“We don’t want to be another Costco or Walmart,” he said, a reference to the lengthy and highly-publicized travails of both national retailers to obtain the necessary government approvals for local stores.
His reticence is understandable, because LCC approval may not be a gimme. In addition to its easily-mobile beer and wine license, Scheer also wants to transfer Village Corner’s license to sell higher-alcohol distilled liquor.
That’s where the kerfuffle may arise. Michigan beverage regulations prohibit multiple liquor licensees within a half-mile radius – and Northside Liquor sits just across Plymouth Road from the Courtyard Shops.
Scheer says the Courtyard Shops location qualifies for an exemption, because Plymouth Road is a four-lane road.
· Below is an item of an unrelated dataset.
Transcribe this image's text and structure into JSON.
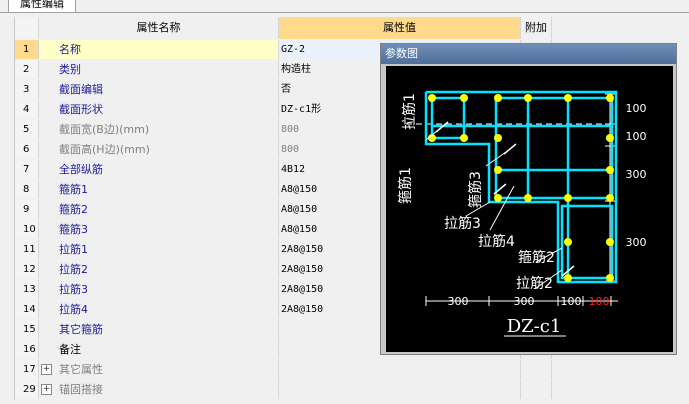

But while the state’s regs do allow the LCC to waive distance regulations for a businesses on “a major thoroughfare of not less than 4 lanes of traffic,” nothing obligates the commission to grant an exception in any individual case.
Northside Liquor might also formally oppose the transfer, which could throw a monkey wrench into the approval process. Reached on Thursday, Northside owner Janan Zaitouna said he hadn’t received official notification of Village Corner’s application from the LCC. But he indicated that he wouldn’t be favorably disposed to see another liquor store hang out its shingle right across the street.
For his part, Scheer indicated that he would likely exercise a provision to opt out of the lease unless Village Corner can transfer its license to sell liquor, along with wine and beer.
Barring unexpected delays, the normal LCC license transfer process can take as long as two months, allowing time for paper shuffling, an on-site inspection, and sign-off by the local police department. If approved, Scheer says he would need at least four to six weeks to fixture and stock the new space before Village Corner could reopen.
But all he’s done to date is install an LCC-required burglar alarm in the still-empty space. Until the license details fall into place, he says he’s not planning further down the road.
About the author: Joel Goldberg, an Ann Arbor area resident, edits the MichWine website and tweets @MichWine. His Arbor Vinous column for The Chronicle is published on the first Saturday of the month.